Citation: Arriaga, F.J., Balkcom, K.S., Raper, R.L. 2005. Conservation systems for cotton production. [abstract] Agronomy Society of America, Crop Science Society of America, Soil Science Society of America Meeting. 2005 CDROM.

Interpretive Summary:

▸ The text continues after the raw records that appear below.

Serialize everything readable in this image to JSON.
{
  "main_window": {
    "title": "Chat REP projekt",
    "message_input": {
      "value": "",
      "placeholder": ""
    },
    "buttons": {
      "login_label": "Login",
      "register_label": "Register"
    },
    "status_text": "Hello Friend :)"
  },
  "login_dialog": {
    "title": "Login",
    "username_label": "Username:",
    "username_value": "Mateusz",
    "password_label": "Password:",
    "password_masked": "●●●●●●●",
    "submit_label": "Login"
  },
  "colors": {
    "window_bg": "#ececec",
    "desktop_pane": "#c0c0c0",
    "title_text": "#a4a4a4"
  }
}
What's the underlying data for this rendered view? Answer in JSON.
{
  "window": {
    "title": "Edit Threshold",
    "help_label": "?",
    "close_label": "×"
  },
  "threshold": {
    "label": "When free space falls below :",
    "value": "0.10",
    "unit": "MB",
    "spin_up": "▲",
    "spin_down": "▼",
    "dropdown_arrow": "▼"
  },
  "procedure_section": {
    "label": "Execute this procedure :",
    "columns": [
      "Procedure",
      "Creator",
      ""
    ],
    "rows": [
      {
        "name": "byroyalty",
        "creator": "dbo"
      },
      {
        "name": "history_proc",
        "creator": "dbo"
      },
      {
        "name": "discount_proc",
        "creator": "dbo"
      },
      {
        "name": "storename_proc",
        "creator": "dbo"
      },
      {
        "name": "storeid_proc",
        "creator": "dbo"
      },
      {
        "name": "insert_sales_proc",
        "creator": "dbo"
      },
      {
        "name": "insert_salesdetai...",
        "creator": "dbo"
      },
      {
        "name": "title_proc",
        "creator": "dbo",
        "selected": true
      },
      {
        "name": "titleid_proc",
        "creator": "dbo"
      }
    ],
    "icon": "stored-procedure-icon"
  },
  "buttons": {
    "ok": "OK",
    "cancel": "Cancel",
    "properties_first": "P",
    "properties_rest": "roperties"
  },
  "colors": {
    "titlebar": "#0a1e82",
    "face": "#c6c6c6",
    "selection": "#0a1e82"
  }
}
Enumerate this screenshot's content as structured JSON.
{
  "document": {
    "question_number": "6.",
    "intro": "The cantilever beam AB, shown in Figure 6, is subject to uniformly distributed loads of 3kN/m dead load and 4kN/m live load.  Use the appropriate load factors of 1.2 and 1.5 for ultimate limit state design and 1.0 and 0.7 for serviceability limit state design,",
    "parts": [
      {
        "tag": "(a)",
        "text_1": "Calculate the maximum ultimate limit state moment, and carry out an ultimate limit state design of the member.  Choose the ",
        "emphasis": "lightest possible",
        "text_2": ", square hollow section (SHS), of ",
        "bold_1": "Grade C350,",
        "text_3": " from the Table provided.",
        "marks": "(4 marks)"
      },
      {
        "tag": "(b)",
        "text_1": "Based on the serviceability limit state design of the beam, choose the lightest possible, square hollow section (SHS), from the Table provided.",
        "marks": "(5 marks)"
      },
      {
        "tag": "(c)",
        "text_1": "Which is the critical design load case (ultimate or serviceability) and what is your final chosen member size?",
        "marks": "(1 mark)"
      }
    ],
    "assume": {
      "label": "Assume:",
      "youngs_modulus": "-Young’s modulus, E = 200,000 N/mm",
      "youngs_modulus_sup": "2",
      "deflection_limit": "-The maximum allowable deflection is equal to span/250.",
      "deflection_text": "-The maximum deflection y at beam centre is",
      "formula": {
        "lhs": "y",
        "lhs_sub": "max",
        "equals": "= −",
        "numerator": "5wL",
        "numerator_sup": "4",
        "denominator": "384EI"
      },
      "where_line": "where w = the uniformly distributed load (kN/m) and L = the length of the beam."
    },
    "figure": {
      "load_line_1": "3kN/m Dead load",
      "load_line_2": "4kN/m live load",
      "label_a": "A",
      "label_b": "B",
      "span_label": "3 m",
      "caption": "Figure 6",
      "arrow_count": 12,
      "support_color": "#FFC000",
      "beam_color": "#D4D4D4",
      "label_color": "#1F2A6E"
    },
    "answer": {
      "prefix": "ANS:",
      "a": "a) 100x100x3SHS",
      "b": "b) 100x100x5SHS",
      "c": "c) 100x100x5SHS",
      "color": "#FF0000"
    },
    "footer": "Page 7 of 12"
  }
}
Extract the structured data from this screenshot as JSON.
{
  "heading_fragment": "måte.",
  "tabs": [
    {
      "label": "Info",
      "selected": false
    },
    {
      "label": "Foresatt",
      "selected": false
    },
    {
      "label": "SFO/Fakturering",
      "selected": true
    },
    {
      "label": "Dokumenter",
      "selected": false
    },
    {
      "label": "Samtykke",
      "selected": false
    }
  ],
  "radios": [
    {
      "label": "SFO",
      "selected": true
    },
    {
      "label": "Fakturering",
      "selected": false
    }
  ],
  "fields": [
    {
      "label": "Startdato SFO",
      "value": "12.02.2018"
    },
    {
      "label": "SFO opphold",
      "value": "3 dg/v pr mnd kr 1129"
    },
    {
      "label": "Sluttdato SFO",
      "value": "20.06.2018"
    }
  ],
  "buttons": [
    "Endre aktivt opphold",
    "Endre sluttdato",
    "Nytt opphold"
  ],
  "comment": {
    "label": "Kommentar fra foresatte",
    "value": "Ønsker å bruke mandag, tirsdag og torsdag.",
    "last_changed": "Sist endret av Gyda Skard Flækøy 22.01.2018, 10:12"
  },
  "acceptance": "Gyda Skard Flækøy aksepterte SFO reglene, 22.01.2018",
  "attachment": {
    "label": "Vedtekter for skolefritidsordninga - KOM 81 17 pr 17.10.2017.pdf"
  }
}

Technical Abstract: Soil compaction can suppress cotton (Gossypium hirsutum L.) yields by hindering root development. In southeastern US, soil compaction is often associated with soils that have a low organic matter content. A survey conducted in 2002 revealed that many soils in central Alabama have hard pans within the top 30-cm of soil, and these soils also had low organic matter contents. In the fall 2003 a field experiment was started to determine the potential of conservation tillage systems (no tillage, fall Paratill®, spring Paratill, and spring strip tillage) and winter cover crops [no cover, rye (Secale cereale L.), and wheat (Triticum aestivum L.)] to improve crop productivity under these conditions. Soil moisture was monitored continuously during the growing season to a depth of 30 cm. An infrared thermometer was used to determine cotton leaf temperature of the uppermost fully extended leaf during the fruiting period. Both cover crops increased soil moisture about 5% during most of the growing season when compared to the no cover treatment. Additionally, leaf temperatures were reduced with cover crops, with the lowest temperatures recorded in rye, followed by wheat. Lint yields were also greater with the winter cover treatment when compared to the no cover. Preliminary data showed no significant differences in lint yield or cotton leaf temperatures between the four tillage treatments in the 2004 growing season. However, soil water content in the no-till treatment was lower for most of the 2004 season when compared to fall Paratill and spring strip-till. Winter cover and tillage treatments significantly affected lint yields in 2005. Rye and wheat increased yields significantly. Yields for no-till were significantly less in 2005 when compared to the other tillage treatments. As work continues on this study, future data should help determine which tillage and cover crop practices are most beneficial for these degraded soils.